Another way of saying it is that option premiums are rich when implied volatility is high. Implied volatility changes from second to second based on market forces, but a few things will consistently drive implied volatility higher or lower. Extending to two or three standard deviations can provide a 95% confidence interval and a 98% confidence interval, respectively. Investors can use the VIX to compare different securities or to gauge the stock market’s volatility as a whole, and form trading strategies accordingly.

Implied volatility represents the expected one standard deviation move for a security. Therefore, vega represents an unknown element in options pricing because it’s not based on past price moves. As volatility increases, an option’s price increases as market participants anticipate a large price move may be possible before expiration. Vega decreases as expiration approaches because there is less time for volatile price swings to occur.

However, annualized volatility can be converted into a shorter-term tool. The VIX Volatility Index serves a specific measure of implied volatility for the S&P 500 over a 30 day span. Many traders and market pundits look to the VIX for a quick measure of whether the market is calm or nervous. When there is plenty of supply but not enough market demand, the implied volatility falls, and the option price becomes cheaper. But the model cannot accurately calculate American options, since it only considers the price at an option’s expiration date. American options are those that the owner may exercise at any time up to and including the expiration day.

Implied volatility involves using a mathematical formula to forecast the likely movement of a stock. It can only forecast the likely movement level in a security’s price.Implied volatility can be used to determine a stock’s expected move over a given expiration cycle. You can find the implied volatility of a stock for different expirations using the Black-Scholes model. Regardless of whether an option is a call or put, its price, or premium, will increase as implied volatility increases.

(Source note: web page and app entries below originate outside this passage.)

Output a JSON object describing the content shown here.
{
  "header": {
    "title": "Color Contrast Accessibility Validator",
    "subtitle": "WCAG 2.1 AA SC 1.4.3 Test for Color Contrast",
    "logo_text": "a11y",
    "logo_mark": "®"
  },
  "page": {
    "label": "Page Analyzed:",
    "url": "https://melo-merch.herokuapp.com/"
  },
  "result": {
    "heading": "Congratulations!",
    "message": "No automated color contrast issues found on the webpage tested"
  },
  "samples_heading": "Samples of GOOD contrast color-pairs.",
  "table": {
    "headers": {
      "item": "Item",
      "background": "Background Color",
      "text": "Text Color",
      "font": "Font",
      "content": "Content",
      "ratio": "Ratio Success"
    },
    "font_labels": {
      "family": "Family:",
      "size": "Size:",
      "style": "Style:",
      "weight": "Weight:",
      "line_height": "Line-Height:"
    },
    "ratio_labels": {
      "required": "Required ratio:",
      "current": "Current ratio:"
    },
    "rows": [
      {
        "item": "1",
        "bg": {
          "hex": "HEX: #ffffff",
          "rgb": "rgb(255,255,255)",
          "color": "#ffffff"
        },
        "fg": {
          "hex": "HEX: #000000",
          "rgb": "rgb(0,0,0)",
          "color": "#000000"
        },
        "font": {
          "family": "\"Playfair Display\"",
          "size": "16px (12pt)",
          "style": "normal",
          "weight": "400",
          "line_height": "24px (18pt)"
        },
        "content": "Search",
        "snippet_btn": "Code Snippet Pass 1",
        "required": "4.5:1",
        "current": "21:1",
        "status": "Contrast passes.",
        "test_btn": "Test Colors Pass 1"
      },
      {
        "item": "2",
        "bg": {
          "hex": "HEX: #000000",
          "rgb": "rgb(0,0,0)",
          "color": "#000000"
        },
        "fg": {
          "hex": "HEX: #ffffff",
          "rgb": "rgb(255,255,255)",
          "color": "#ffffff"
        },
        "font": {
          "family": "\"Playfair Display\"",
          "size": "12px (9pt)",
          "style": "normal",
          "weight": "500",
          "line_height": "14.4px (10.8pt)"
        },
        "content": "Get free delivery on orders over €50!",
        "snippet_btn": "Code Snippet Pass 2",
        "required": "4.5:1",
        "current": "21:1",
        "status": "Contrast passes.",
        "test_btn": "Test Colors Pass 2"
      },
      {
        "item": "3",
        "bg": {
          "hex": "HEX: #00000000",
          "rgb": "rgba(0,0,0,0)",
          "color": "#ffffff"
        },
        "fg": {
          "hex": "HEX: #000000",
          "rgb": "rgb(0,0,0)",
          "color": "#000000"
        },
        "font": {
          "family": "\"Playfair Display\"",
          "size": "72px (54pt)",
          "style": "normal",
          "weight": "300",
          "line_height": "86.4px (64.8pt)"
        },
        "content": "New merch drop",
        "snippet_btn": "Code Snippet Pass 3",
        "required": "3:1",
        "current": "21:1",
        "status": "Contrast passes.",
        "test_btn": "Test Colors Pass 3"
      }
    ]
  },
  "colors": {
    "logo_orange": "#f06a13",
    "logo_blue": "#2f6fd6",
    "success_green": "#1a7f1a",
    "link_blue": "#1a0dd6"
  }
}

This is because an option’s value is based on the likelihood that it will finish in-the-money (ITM). Since volatility measures the extent of price movements, the more volatility there is the larger future price movements ought to be and, therefore, the more likely an option will finish ITM.